Mark Danner, a frequent contributor to the New York Review of Books and former New Yorker staff writer, is Professor of Journalism at the University of California, Berkeley and Henry R. Luce Professor at Bard College. His most recent book is The Secret Way to War: The Downing Street Memo and the Iraq War’s Buried History. His work can be found at markdanner.com.
Elizabeth de la Vega is a former federal prosecutor with more than 20 years of experience. During her tenure, she was a member of the Organized Crime Strike Force and Chief of the San Jose Branch of the U.S. Attorney’s Office for the Northern District of California. Her pieces have appeared in The Nation magazine, the Los Angeles Times, and Salon. She writes regularly for Tomdispatch.com. She is the author of United States v. George W. Bush et al, a Tomdispatch book project.
William deBuys is the author of seven books, including the just published A Great Aridness, River of Traps (a Pulitzer Prize finalist), and The Walk (an excerpt from which won a Pushcart Prize). He has long been involved in environmental affairs in the Southwest, including service as founding chairman of the Valles Caldera Trust, which administers the 87,000-acre Valles Caldera National Preserve in New Mexico
Kelly Denton-Borhaug, a TomDispatch regular, has long been investigating how religion and violence collide in American war-culture.
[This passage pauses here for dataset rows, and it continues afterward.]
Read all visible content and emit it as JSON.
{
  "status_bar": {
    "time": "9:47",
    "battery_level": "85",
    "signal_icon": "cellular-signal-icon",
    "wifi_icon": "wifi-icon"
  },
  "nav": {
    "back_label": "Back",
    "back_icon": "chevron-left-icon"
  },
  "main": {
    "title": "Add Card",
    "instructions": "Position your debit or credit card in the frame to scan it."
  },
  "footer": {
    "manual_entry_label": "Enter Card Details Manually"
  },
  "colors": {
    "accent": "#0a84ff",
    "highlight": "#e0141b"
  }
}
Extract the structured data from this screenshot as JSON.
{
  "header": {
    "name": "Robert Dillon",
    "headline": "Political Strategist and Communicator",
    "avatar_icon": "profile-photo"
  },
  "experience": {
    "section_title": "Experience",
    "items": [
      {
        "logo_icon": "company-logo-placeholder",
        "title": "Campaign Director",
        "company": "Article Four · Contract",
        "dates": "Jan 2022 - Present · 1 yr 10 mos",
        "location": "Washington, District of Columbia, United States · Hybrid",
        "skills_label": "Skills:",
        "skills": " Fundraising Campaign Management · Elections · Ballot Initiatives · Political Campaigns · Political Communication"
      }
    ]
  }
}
She teaches in the global religions department at Moravian University. She is the author of two books, U.S. War-Culture, Sacrifice and Salvation and, more recently, And Then Your Soul is Gone: Moral Injury and U.S. War-Culture.
Patterson Deppen serves on the editorial board at E-International Relations where he is co-editor for student essays. A member of the Overseas Base Realignment and Closure Coalition, he recently completed research on the 750 U.S. military bases overseas in conjunction with World BEYOND War. The full listing of bases will appear in the future.
Ariel Dorfman, a TomDispatch regular, is the Chilean-American author of Death and the Maiden. His most recent books are Cautivos, a novel about Cervantes, the children’s story, The Rabbits Rebellion, and a forthcoming novel about the Apocalypse, The Compensation Bureau. He lives with his wife in Chile and in Durham, North Carolina, where he is a distinguished emeritus professor of literature at Duke University.
John W. Dower is professor emeritus of history at the Massachusetts Institute of Technology. His many books include War Without Mercy: Race and Power in the Pacific War and Embracing Defeat: Japan in the Wake of World War Two, which have won numerous prizes including the Pulitzer, the National Book Award, and the National Book Critics Circle award. His latest book is The Violent American Century: War and Terror Since World War Two (Dispatch Books).
Jessica Draper is a researcher with the Foreign Influence Transparency Initiative and Arms and Security Project at the Center for International Policy.
Joshua L. Dratel, a New York-based lawyer litigates key national security cases involving terrorism, surveillance, and whistleblowers. He is a contributor to Greenberg’s newest volume, Reimagining the National Security State: Liberalism on the Brink.
Bob Dreyfuss, an investigative journalist and TomDispatch regular, is a contributing editor at the Nation and has written for Rolling Stone, Mother Jones, the American Prospect, the New Republic, and many other magazines. He is the author of Devil’s Game: How the United States Helped Unleash Fundamentalist Islam.